EXTRACTED MATERIAL —
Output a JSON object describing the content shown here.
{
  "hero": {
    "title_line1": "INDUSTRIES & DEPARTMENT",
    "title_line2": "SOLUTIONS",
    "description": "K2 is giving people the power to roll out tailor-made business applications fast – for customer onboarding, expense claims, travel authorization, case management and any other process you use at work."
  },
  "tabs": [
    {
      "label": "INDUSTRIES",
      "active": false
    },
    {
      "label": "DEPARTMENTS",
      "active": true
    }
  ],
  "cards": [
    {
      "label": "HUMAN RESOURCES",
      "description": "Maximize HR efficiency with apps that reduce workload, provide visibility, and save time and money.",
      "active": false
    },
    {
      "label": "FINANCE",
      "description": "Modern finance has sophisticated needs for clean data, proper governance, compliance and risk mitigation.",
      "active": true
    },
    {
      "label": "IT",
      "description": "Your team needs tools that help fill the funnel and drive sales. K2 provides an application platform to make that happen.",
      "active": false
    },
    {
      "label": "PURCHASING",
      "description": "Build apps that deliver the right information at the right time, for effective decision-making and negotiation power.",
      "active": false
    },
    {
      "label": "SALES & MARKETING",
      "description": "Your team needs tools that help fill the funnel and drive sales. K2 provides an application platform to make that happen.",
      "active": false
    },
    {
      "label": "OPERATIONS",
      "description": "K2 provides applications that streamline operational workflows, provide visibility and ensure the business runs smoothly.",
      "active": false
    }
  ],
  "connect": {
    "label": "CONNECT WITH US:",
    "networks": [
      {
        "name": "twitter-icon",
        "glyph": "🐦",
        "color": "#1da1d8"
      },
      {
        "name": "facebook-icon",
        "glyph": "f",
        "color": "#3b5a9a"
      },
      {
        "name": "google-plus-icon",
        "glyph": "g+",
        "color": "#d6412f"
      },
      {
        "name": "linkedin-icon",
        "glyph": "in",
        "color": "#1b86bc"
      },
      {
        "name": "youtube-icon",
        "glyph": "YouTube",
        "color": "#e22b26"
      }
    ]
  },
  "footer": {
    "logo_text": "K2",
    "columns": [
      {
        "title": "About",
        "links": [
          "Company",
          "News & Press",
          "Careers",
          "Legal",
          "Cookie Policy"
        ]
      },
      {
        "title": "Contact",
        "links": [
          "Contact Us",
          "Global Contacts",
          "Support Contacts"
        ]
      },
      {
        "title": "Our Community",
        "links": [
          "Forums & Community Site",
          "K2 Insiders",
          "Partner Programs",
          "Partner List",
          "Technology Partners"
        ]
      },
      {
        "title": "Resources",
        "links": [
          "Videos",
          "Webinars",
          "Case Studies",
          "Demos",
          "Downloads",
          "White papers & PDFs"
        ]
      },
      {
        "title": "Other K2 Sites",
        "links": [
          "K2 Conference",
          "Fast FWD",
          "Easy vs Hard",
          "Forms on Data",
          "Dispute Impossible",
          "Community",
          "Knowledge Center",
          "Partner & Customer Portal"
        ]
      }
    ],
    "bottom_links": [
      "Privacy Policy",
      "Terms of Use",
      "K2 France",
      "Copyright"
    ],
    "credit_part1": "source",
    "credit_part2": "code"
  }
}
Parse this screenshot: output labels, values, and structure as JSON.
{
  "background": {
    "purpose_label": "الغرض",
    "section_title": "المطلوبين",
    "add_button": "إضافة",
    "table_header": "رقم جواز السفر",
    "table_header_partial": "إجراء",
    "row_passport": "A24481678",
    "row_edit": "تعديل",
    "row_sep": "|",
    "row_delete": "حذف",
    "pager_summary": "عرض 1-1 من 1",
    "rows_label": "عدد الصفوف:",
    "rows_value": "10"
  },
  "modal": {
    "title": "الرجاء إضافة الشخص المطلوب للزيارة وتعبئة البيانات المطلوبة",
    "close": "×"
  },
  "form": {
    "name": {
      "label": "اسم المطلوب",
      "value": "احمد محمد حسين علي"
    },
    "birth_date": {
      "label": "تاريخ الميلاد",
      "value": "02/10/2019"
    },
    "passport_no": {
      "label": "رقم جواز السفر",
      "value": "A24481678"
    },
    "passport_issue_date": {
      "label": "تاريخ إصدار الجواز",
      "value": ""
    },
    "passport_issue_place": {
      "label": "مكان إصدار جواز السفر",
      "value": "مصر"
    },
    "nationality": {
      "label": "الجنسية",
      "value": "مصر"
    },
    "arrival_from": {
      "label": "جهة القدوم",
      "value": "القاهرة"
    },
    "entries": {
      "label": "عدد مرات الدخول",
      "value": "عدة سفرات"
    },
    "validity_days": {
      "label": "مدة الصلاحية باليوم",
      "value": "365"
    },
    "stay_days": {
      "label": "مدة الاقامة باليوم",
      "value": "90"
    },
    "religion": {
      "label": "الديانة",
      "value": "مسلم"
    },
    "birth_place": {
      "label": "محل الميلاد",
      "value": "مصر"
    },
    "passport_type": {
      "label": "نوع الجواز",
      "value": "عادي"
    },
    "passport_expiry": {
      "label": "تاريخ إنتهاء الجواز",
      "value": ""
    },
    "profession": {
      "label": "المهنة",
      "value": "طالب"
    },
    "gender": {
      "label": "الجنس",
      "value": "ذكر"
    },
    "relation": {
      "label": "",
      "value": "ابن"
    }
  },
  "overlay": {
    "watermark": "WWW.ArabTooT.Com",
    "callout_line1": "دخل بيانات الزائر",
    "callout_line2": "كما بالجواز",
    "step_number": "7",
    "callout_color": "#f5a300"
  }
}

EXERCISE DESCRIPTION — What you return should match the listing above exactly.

TASK ANSWER —
Output a JSON object describing the content shown here.
{
  "hero": {
    "title_line1": "INDUSTRIES & DEPARTMENT",
    "title_line2": "SOLUTIONS",
    "description": "K2 is giving people the power to roll out tailor-made business applications fast – for customer onboarding, expense claims, travel authorization, case management and any other process you use at work."
  },
  "tabs": [
    {
      "label": "INDUSTRIES",
      "active": false
    },
    {
      "label": "DEPARTMENTS",
      "active": true
    }
  ],
  "cards": [
    {
      "label": "HUMAN RESOURCES",
      "description": "Maximize HR efficiency with apps that reduce workload, provide visibility, and save time and money.",
      "active": false
    },
    {
      "label": "FINANCE",
      "description": "Modern finance has sophisticated needs for clean data, proper governance, compliance and risk mitigation.",
      "active": true
    },
    {
      "label": "IT",
      "description": "Your team needs tools that help fill the funnel and drive sales. K2 provides an application platform to make that happen.",
      "active": false
    },
    {
      "label": "PURCHASING",
      "description": "Build apps that deliver the right information at the right time, for effective decision-making and negotiation power.",
      "active": false
    },
    {
      "label": "SALES & MARKETING",
      "description": "Your team needs tools that help fill the funnel and drive sales. K2 provides an application platform to make that happen.",
      "active": false
    },
    {
      "label": "OPERATIONS",
      "description": "K2 provides applications that streamline operational workflows, provide visibility and ensure the business runs smoothly.",
      "active": false
    }
  ],
  "connect": {
    "label": "CONNECT WITH US:",
    "networks": [
      {
        "name": "twitter-icon",
        "glyph": "🐦",
        "color": "#1da1d8"
      },
      {
        "name": "facebook-icon",
        "glyph": "f",
        "color": "#3b5a9a"
      },
      {
        "name": "google-plus-icon",
        "glyph": "g+",
        "color": "#d6412f"
      },
      {
        "name": "linkedin-icon",
        "glyph": "in",
        "color": "#1b86bc"
      },
      {
        "name": "youtube-icon",
        "glyph": "YouTube",
        "color": "#e22b26"
      }
    ]
  },
  "footer": {
    "logo_text": "K2",
    "columns": [
      {
        "title": "About",
        "links": [
          "Company",
          "News & Press",
          "Careers",
          "Legal",
          "Cookie Policy"
        ]
      },
      {
        "title": "Contact",
        "links": [
          "Contact Us",
          "Global Contacts",
          "Support Contacts"
        ]
      },
      {
        "title": "Our Community",
        "links": [
          "Forums & Community Site",
          "K2 Insiders",
          "Partner Programs",
          "Partner List",
          "Technology Partners"
        ]
      },
      {
        "title": "Resources",
        "links": [
          "Videos",
          "Webinars",
          "Case Studies",
          "Demos",
          "Downloads",
          "White papers & PDFs"
        ]
      },
      {
        "title": "Other K2 Sites",
        "links": [
          "K2 Conference",
          "Fast FWD",
          "Easy vs Hard",
          "Forms on Data",
          "Dispute Impossible",
          "Community",
          "Knowledge Center",
          "Partner & Customer Portal"
        ]
      }
    ],
    "bottom_links": [
      "Privacy Policy",
      "Terms of Use",
      "K2 France",
      "Copyright"
    ],
    "credit_part1": "source",
    "credit_part2": "code"
  }
}
Parse this screenshot: output labels, values, and structure as JSON.
{
  "background": {
    "purpose_label": "الغرض",
    "section_title": "المطلوبين",
    "add_button": "إضافة",
    "table_header": "رقم جواز السفر",
    "table_header_partial": "إجراء",
    "row_passport": "A24481678",
    "row_edit": "تعديل",
    "row_sep": "|",
    "row_delete": "حذف",
    "pager_summary": "عرض 1-1 من 1",
    "rows_label": "عدد الصفوف:",
    "rows_value": "10"
  },
  "modal": {
    "title": "الرجاء إضافة الشخص المطلوب للزيارة وتعبئة البيانات المطلوبة",
    "close": "×"
  },
  "form": {
    "name": {
      "label": "اسم المطلوب",
      "value": "احمد محمد حسين علي"
    },
    "birth_date": {
      "label": "تاريخ الميلاد",
      "value": "02/10/2019"
    },
    "passport_no": {
      "label": "رقم جواز السفر",
      "value": "A24481678"
    },
    "passport_issue_date": {
      "label": "تاريخ إصدار الجواز",
      "value": ""
    },
    "passport_issue_place": {
      "label": "مكان إصدار جواز السفر",
      "value": "مصر"
    },
    "nationality": {
      "label": "الجنسية",
      "value": "مصر"
    },
    "arrival_from": {
      "label": "جهة القدوم",
      "value": "القاهرة"
    },
    "entries": {
      "label": "عدد مرات الدخول",
      "value": "عدة سفرات"
    },
    "validity_days": {
      "label": "مدة الصلاحية باليوم",
      "value": "365"
    },
    "stay_days": {
      "label": "مدة الاقامة باليوم",
      "value": "90"
    },
    "religion": {
      "label": "الديانة",
      "value": "مسلم"
    },
    "birth_place": {
      "label": "محل الميلاد",
      "value": "مصر"
    },
    "passport_type": {
      "label": "نوع الجواز",
      "value": "عادي"
    },
    "passport_expiry": {
      "label": "تاريخ إنتهاء الجواز",
      "value": ""
    },
    "profession": {
      "label": "المهنة",
      "value": "طالب"
    },
    "gender": {
      "label": "الجنس",
      "value": "ذكر"
    },
    "relation": {
      "label": "",
      "value": "ابن"
    }
  },
  "overlay": {
    "watermark": "WWW.ArabTooT.Com",
    "callout_line1": "دخل بيانات الزائر",
    "callout_line2": "كما بالجواز",
    "step_number": "7",
    "callout_color": "#f5a300"
  }
}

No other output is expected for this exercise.